**MATERIAL FOR THIS EXERCISE:**

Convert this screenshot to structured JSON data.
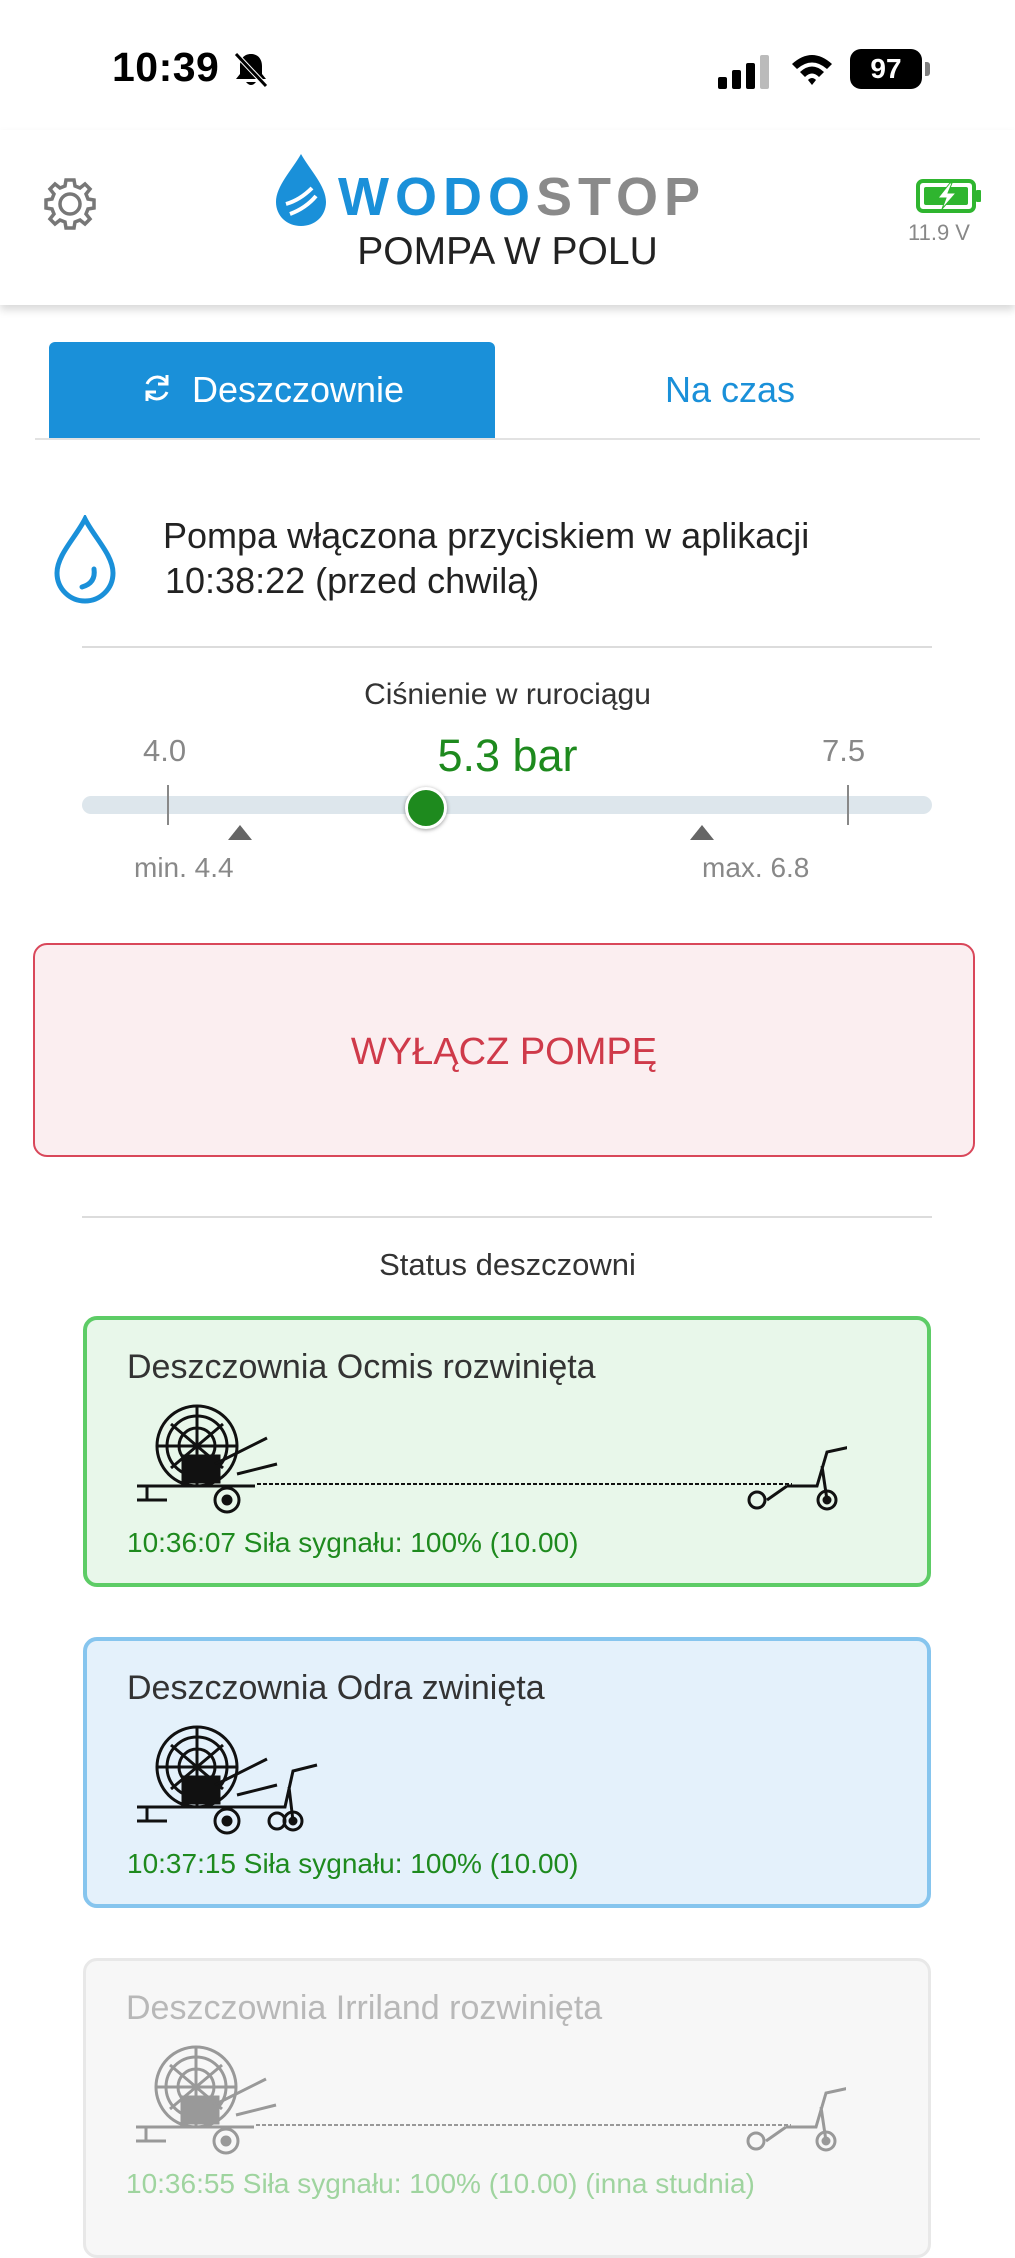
{
  "status_bar": {
    "time": "10:39",
    "battery_percent": "97",
    "icons": [
      "bell-slash-icon",
      "cellular-signal-icon",
      "wifi-icon",
      "battery-icon"
    ]
  },
  "header": {
    "logo_part1": "WODO",
    "logo_part2": "STOP",
    "subtitle": "POMPA W POLU",
    "battery_voltage": "11.9 V",
    "colors": {
      "brand_blue": "#1a90d9",
      "brand_gray": "#8a8a8a",
      "battery_green": "#2fb52f"
    }
  },
  "tabs": [
    {
      "label": "Deszczownie",
      "icon": "refresh-icon",
      "active": true
    },
    {
      "label": "Na czas",
      "active": false
    }
  ],
  "pump_status": {
    "message": "Pompa włączona przyciskiem w aplikacji",
    "time_info": "10:38:22 (przed chwilą)",
    "icon": "water-drop-icon"
  },
  "pressure": {
    "title": "Ciśnienie w rurociągu",
    "scale_min": "4.0",
    "scale_max": "7.5",
    "current_value": 5.3,
    "current_display": "5.3 bar",
    "min_label": "min. 4.4",
    "max_label": "max. 6.8",
    "min_threshold": 4.4,
    "max_threshold": 6.8
  },
  "stop_button": {
    "label": "WYŁĄCZ POMPĘ",
    "color": "#cf3a4a"
  },
  "sprinklers": {
    "section_title": "Status deszczowni",
    "items": [
      {
        "title": "Deszczownia Ocmis rozwinięta",
        "footer": "10:36:07 Siła sygnału: 100% (10.00)",
        "state": "unrolled"
      },
      {
        "title": "Deszczownia Odra zwinięta",
        "footer": "10:37:15 Siła sygnału: 100% (10.00)",
        "state": "rolled"
      },
      {
        "title": "Deszczownia Irriland rozwinięta",
        "footer": "10:36:55 Siła sygnału: 100% (10.00) (inna studnia)",
        "state": "unrolled-inactive"
      }
    ]
  }
}
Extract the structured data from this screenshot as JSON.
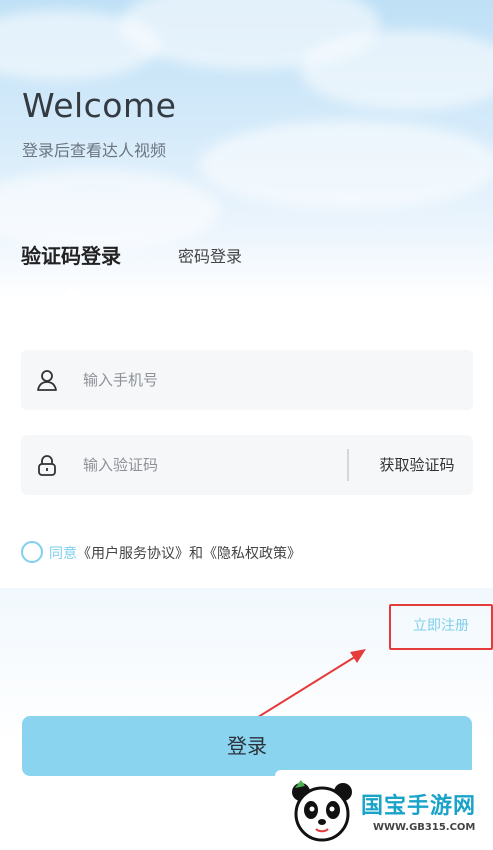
{
  "header": {
    "welcome": "Welcome",
    "subtitle": "登录后查看达人视频"
  },
  "tabs": [
    {
      "label": "验证码登录",
      "active": true
    },
    {
      "label": "密码登录",
      "active": false
    }
  ],
  "form": {
    "phone_placeholder": "输入手机号",
    "code_placeholder": "输入验证码",
    "get_code_label": "获取验证码"
  },
  "agreement": {
    "prefix": "同意",
    "text": "《用户服务协议》和《隐私权政策》",
    "checked": false
  },
  "register_label": "立即注册",
  "login_label": "登录",
  "watermark": {
    "brand": "国宝手游网",
    "url": "WWW.GB315.COM"
  },
  "colors": {
    "accent": "#7fd0ec",
    "login_button": "#8ad4f0",
    "highlight_box": "#e53b3b"
  }
}
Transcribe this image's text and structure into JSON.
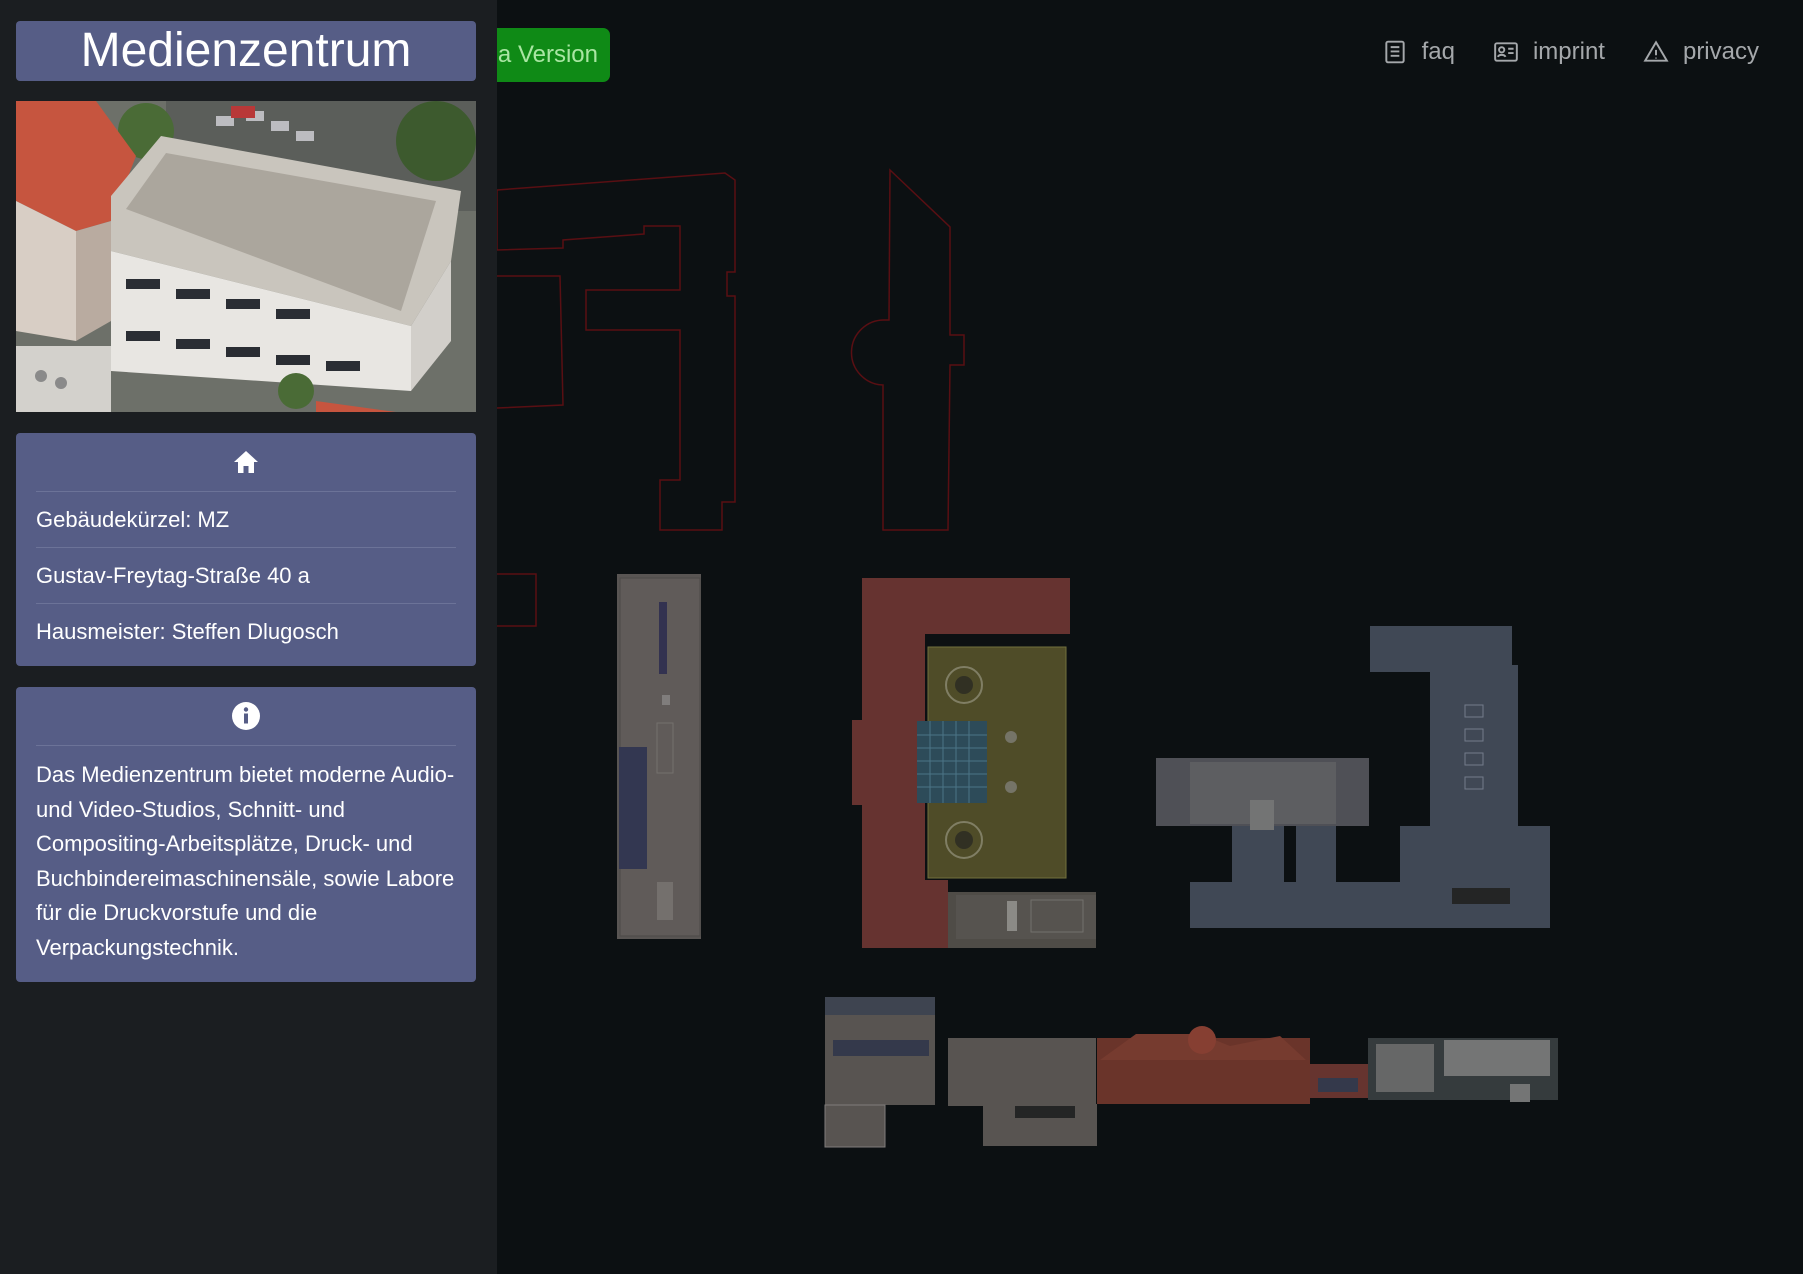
{
  "topbar": {
    "version_button": "na Version",
    "nav": [
      {
        "label": "faq",
        "icon": "document-icon"
      },
      {
        "label": "imprint",
        "icon": "id-card-icon"
      },
      {
        "label": "privacy",
        "icon": "warning-icon"
      }
    ]
  },
  "sidebar": {
    "title": "Medienzentrum",
    "photo_alt": "building-aerial-photo",
    "info_card": {
      "icon": "home-icon",
      "rows": [
        "Gebäudekürzel: MZ",
        "Gustav-Freytag-Straße 40 a",
        "Hausmeister: Steffen Dlugosch"
      ]
    },
    "description_card": {
      "icon": "info-icon",
      "text": "Das Medienzentrum bietet moderne Audio- und Video-Studios, Schnitt- und Compositing-Arbeitsplätze, Druck- und Buchbindereimaschinensäle, sowie Labore für die Druckvorstufe und die Verpackungstechnik."
    }
  },
  "colors": {
    "sidebar_bg": "#1b1e21",
    "card_bg": "#565d86",
    "map_bg": "#0d1013",
    "version_button": "#0f8a16",
    "outline_red": "#6b0f14"
  }
}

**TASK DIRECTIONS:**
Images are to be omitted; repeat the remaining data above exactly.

**SOLUTION FOR THIS TASK:**
Convert this screenshot to structured JSON data.
{
  "status_bar": {
    "time": "10:39",
    "battery_percent": "97",
    "icons": [
      "bell-slash-icon",
      "cellular-signal-icon",
      "wifi-icon",
      "battery-icon"
    ]
  },
  "header": {
    "logo_part1": "WODO",
    "logo_part2": "STOP",
    "subtitle": "POMPA W POLU",
    "battery_voltage": "11.9 V",
    "colors": {
      "brand_blue": "#1a90d9",
      "brand_gray": "#8a8a8a",
      "battery_green": "#2fb52f"
    }
  },
  "tabs": [
    {
      "label": "Deszczownie",
      "icon": "refresh-icon",
      "active": true
    },
    {
      "label": "Na czas",
      "active": false
    }
  ],
  "pump_status": {
    "message": "Pompa włączona przyciskiem w aplikacji",
    "time_info": "10:38:22 (przed chwilą)",
    "icon": "water-drop-icon"
  },
  "pressure": {
    "title": "Ciśnienie w rurociągu",
    "scale_min": "4.0",
    "scale_max": "7.5",
    "current_value": 5.3,
    "current_display": "5.3 bar",
    "min_label": "min. 4.4",
    "max_label": "max. 6.8",
    "min_threshold": 4.4,
    "max_threshold": 6.8
  },
  "stop_button": {
    "label": "WYŁĄCZ POMPĘ",
    "color": "#cf3a4a"
  },
  "sprinklers": {
    "section_title": "Status deszczowni",
    "items": [
      {
        "title": "Deszczownia Ocmis rozwinięta",
        "footer": "10:36:07 Siła sygnału: 100% (10.00)",
        "state": "unrolled"
      },
      {
        "title": "Deszczownia Odra zwinięta",
        "footer": "10:37:15 Siła sygnału: 100% (10.00)",
        "state": "rolled"
      },
      {
        "title": "Deszczownia Irriland rozwinięta",
        "footer": "10:36:55 Siła sygnału: 100% (10.00) (inna studnia)",
        "state": "unrolled-inactive"
      }
    ]
  }
}
Extract the structured data from this screenshot as JSON.
{
  "header": {
    "welcome": "Welcome",
    "subtitle": "登录后查看达人视频"
  },
  "tabs": [
    {
      "label": "验证码登录",
      "active": true
    },
    {
      "label": "密码登录",
      "active": false
    }
  ],
  "form": {
    "phone_placeholder": "输入手机号",
    "code_placeholder": "输入验证码",
    "get_code_label": "获取验证码"
  },
  "agreement": {
    "prefix": "同意",
    "text": "《用户服务协议》和《隐私权政策》",
    "checked": false
  },
  "register_label": "立即注册",
  "login_label": "登录",
  "watermark": {
    "brand": "国宝手游网",
    "url": "WWW.GB315.COM"
  },
  "colors": {
    "accent": "#7fd0ec",
    "login_button": "#8ad4f0",
    "highlight_box": "#e53b3b"
  }
}
Transcribe this image's text and structure into JSON.
{
  "topbar": {
    "version_button": "na Version",
    "nav": [
      {
        "label": "faq",
        "icon": "document-icon"
      },
      {
        "label": "imprint",
        "icon": "id-card-icon"
      },
      {
        "label": "privacy",
        "icon": "warning-icon"
      }
    ]
  },
  "sidebar": {
    "title": "Medienzentrum",
    "photo_alt": "building-aerial-photo",
    "info_card": {
      "icon": "home-icon",
      "rows": [
        "Gebäudekürzel: MZ",
        "Gustav-Freytag-Straße 40 a",
        "Hausmeister: Steffen Dlugosch"
      ]
    },
    "description_card": {
      "icon": "info-icon",
      "text": "Das Medienzentrum bietet moderne Audio- und Video-Studios, Schnitt- und Compositing-Arbeitsplätze, Druck- und Buchbindereimaschinensäle, sowie Labore für die Druckvorstufe und die Verpackungstechnik."
    }
  },
  "colors": {
    "sidebar_bg": "#1b1e21",
    "card_bg": "#565d86",
    "map_bg": "#0d1013",
    "version_button": "#0f8a16",
    "outline_red": "#6b0f14"
  }
}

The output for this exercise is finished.